* _EXERCISE DESCRIPTION_
Tell how many lines in the data hold "title", giving that figure alone.

[MATERIAL TO PROCESS Boundary: Start]

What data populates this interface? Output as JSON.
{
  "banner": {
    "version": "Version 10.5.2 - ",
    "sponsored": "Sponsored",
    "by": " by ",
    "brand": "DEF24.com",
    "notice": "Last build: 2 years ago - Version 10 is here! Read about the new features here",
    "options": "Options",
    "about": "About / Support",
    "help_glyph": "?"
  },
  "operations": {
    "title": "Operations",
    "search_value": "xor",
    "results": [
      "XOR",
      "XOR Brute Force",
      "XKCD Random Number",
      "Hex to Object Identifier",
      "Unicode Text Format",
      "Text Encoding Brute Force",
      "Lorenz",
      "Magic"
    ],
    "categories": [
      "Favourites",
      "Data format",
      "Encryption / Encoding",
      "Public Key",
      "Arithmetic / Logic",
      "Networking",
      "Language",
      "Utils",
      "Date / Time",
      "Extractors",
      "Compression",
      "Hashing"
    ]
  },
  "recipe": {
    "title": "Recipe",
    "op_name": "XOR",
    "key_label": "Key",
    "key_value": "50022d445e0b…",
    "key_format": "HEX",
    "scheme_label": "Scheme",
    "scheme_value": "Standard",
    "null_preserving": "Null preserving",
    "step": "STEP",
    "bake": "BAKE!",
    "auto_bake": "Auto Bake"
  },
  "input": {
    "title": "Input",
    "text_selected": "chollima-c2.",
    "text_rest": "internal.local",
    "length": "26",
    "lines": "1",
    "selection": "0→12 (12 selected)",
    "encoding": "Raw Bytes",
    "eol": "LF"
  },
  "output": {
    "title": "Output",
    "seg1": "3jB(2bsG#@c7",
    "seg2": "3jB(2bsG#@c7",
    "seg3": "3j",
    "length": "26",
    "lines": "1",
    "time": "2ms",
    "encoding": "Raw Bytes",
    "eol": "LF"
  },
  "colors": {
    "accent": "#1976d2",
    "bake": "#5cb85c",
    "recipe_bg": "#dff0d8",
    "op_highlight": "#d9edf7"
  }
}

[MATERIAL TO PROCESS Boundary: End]

* _FINISHED TASK_
4